▶ EXERCISE DIRECTIONS
Select every line below containing the word "perform".

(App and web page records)
-----
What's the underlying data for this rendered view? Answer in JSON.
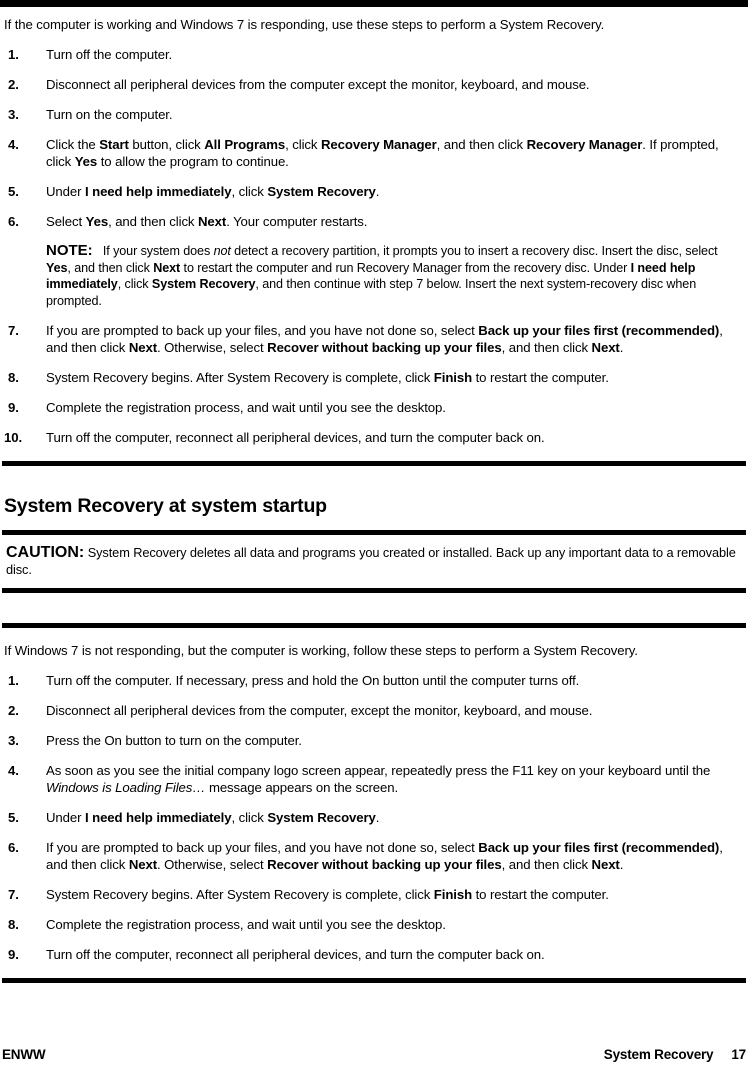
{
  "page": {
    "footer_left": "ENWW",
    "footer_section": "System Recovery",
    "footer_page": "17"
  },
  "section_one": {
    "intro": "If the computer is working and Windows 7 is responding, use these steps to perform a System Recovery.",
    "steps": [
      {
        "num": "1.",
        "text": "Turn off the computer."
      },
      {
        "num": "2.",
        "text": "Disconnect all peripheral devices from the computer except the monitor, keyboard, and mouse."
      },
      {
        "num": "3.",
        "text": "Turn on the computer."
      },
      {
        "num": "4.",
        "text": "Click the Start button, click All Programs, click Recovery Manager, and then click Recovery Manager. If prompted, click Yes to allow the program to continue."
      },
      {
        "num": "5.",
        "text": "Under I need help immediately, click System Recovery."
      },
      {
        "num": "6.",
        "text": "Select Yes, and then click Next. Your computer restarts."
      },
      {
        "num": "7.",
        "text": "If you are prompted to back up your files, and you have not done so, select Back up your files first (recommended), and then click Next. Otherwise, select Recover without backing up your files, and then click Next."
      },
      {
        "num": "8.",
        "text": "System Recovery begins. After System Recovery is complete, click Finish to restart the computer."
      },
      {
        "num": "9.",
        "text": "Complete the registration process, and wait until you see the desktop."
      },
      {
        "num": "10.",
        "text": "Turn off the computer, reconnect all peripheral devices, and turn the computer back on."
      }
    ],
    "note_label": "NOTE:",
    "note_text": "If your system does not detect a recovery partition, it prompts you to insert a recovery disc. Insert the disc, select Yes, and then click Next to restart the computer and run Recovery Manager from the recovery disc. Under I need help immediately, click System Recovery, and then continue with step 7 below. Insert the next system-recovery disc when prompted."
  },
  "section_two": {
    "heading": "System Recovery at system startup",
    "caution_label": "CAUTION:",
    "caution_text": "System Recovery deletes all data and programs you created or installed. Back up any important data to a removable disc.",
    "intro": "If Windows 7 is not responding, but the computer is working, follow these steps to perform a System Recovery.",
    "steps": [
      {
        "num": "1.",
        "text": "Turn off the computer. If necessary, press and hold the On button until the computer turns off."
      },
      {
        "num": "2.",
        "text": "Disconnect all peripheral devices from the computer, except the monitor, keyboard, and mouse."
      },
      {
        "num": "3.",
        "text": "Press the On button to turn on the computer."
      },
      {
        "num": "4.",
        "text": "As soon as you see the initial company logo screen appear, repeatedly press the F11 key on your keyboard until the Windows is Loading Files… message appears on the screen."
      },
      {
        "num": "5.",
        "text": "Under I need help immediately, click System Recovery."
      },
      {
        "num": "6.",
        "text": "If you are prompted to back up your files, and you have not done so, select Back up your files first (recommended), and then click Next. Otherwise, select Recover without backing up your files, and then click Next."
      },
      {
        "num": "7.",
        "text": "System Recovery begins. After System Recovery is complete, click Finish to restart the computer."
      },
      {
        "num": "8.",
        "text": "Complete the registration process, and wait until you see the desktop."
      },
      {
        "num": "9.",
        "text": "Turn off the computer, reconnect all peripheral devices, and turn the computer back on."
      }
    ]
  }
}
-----
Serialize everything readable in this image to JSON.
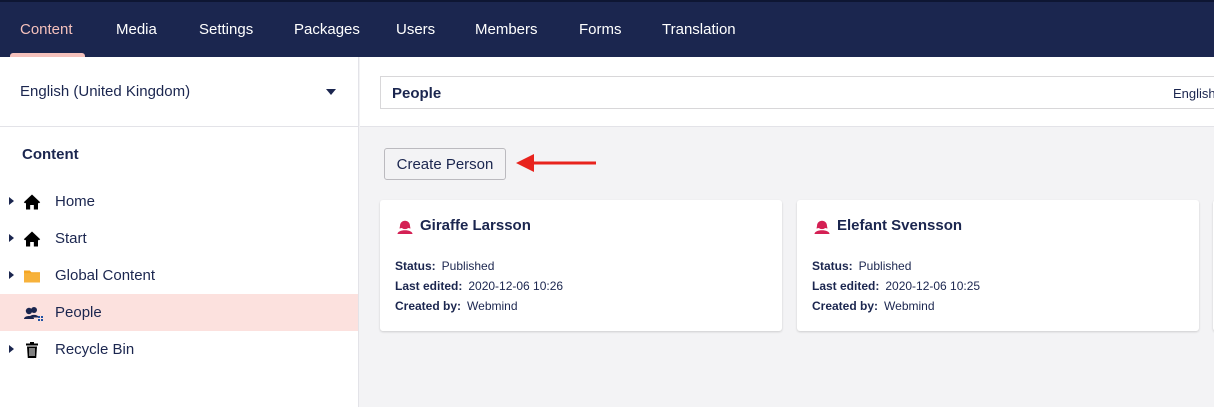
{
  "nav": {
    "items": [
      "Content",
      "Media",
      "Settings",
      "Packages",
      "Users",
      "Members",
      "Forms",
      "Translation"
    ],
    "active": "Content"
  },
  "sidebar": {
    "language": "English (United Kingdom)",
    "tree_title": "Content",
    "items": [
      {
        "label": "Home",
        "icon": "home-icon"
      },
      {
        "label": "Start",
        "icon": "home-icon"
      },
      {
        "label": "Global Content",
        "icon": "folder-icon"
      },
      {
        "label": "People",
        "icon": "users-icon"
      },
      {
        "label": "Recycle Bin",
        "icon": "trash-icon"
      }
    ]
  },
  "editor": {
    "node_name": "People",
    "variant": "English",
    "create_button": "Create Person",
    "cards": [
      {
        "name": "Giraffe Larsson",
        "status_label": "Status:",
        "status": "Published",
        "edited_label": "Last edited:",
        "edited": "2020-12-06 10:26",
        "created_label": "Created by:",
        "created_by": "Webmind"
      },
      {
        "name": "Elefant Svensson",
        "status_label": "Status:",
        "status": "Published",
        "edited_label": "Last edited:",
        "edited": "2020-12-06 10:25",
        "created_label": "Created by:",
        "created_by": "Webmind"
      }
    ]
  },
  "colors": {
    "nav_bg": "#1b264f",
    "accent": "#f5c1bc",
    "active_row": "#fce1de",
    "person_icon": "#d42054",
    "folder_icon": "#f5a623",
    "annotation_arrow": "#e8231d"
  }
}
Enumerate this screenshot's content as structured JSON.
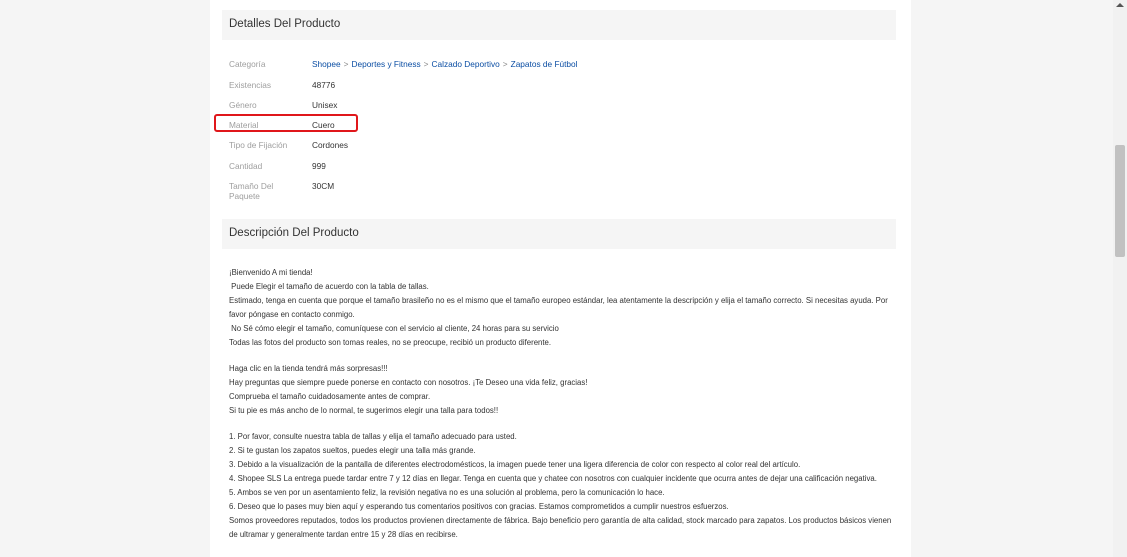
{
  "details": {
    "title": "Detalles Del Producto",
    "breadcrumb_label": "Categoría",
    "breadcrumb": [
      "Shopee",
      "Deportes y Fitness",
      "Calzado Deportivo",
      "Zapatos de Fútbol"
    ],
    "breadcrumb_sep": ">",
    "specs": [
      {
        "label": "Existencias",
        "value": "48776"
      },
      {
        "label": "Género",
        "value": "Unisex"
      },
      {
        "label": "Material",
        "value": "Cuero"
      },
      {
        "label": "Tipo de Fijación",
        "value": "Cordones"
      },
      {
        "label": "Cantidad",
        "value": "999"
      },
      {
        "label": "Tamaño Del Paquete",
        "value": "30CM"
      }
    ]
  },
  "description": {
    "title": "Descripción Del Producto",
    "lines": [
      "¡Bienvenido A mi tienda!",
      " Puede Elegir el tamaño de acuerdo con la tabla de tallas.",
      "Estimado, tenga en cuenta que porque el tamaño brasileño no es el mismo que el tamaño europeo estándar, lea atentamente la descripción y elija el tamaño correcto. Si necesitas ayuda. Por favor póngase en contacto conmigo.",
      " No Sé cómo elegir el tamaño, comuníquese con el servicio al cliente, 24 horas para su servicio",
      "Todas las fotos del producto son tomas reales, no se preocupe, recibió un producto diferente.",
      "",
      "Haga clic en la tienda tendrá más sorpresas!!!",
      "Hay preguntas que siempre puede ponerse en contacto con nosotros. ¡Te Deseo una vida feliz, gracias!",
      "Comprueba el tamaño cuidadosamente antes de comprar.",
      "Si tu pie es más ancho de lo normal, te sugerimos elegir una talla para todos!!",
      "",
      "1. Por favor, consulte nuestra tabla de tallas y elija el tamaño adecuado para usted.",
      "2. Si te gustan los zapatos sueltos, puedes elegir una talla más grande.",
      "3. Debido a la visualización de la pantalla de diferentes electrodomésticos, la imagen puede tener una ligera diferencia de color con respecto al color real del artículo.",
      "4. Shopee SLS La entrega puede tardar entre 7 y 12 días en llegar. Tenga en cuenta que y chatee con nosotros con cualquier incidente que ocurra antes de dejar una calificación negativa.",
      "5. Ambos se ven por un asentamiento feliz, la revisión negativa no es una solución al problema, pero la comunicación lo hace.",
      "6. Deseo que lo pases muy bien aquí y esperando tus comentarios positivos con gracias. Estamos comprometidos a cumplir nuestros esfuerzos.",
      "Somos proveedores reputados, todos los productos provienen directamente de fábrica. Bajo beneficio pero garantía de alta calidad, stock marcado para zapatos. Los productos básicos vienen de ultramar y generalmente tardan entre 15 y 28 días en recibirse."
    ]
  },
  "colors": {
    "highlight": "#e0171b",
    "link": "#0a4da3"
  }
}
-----
▶ THE COMPLETED TASK
    "intro": "If the computer is working and Windows 7 is responding, use these steps to perform a System Recovery.",
    "intro": "If Windows 7 is not responding, but the computer is working, follow these steps to perform a System Recovery.",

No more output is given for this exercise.